AA: Set hefty goals, pursue them fiercely, and be flexible about your path forward. Not everything will go exactly the way you expect it to, but you will find that your persistence and ability to adapt will be your most valuable assets.
Five Things About Alexandria Andresen
1. If you could talk to one famous person past or present, who would it be and why?
Michael Jordan. Like any other kid growing up in the ‘90’s, I’ve always looked up to Michael, admired his relentless work ethic, and wanted to be just “Like Mike.” I also played basketball starting at an early age, with a great deal of influence from my brother, who also looked up to Michael. One of my favorite show that came out during quarantine was his documentary, “The Last Dance.” And going to school in Wilmington, North Carolina, I always thought it was fascinating that he grew up in that small town and became the greatest basketball player there ever was. Now living in Charlotte, I am a Hornets basketball fan and Michael is a notable member of the Charlotte community given his ownership of the team. I would also love to hear perspective on how it was filming Space Jam and the challenge of acting with imaginary Warner Brothers cartoon characters.
2. What were you like as a student?
A self-admitted gunner. A “gunner” is the annoying, overly competitive, borderline obsessive student who sits front and center in every class, sucks up to professors, and raises her hand to answer every single question. I was highly competitive and a gunner, but I feel that this helped me obtain some of the opportunities that I did during after law school.

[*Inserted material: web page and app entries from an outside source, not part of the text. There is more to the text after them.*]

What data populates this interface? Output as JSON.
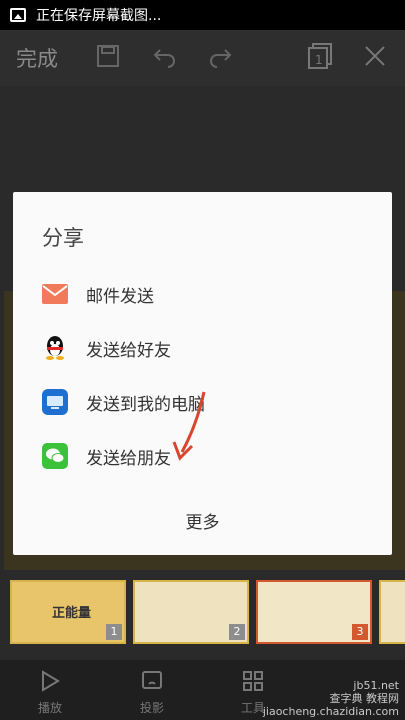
{
  "status_bar": {
    "text": "正在保存屏幕截图..."
  },
  "toolbar": {
    "done_label": "完成"
  },
  "dialog": {
    "title": "分享",
    "items": [
      {
        "label": "邮件发送",
        "icon": "mail-icon"
      },
      {
        "label": "发送给好友",
        "icon": "qq-icon"
      },
      {
        "label": "发送到我的电脑",
        "icon": "computer-icon"
      },
      {
        "label": "发送给朋友",
        "icon": "wechat-icon"
      }
    ],
    "more_label": "更多"
  },
  "thumbnails": [
    {
      "num": "1",
      "text": "正能量",
      "active": false
    },
    {
      "num": "2",
      "text": "",
      "active": false
    },
    {
      "num": "3",
      "text": "",
      "active": true
    }
  ],
  "bottom_nav": [
    {
      "label": "播放",
      "icon": "play-icon"
    },
    {
      "label": "投影",
      "icon": "projection-icon"
    },
    {
      "label": "工具",
      "icon": "grid-icon"
    }
  ],
  "watermark": {
    "line1": "jb51.net",
    "line2": "查字典 教程网",
    "line3": "jiaocheng.chazidian.com"
  },
  "colors": {
    "mail": "#f07a5a",
    "computer": "#1e6fd0",
    "wechat": "#3cc13b",
    "accent": "#d35a2e"
  }
}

3. If you were a superhero, what would your special powers be?
I would love the superpower of teleportation. I love to travel because it exposes us to people, places, and things that we would not otherwise encounter in our normal life and truly expands our horizons. While traveling is wonderful, sometimes the process of getting to and coming back from a travel destination can be exhausting, which is why I would like nothing more than to have the special power of teleportation.
4. What app can’t you live without?
This is probably weird, but the Apple Notes app is one that I absolutely could not live without. I use this app for various reasons, but mostly to jot down lists, reminders, quotes, and memories that I want to recall later down the road.
5. Do you have any hobbies?
When not lawyering, I am usually spending time with family and friends, doing some type of physical activity (running, tennis, barre), reading, and traveling when I can. During quarantine, I’ve also picked up a new hobby of cooking that I never previously fancied, but very much enjoy doing now that I’ve been able to slow down and take time to try and learn something new.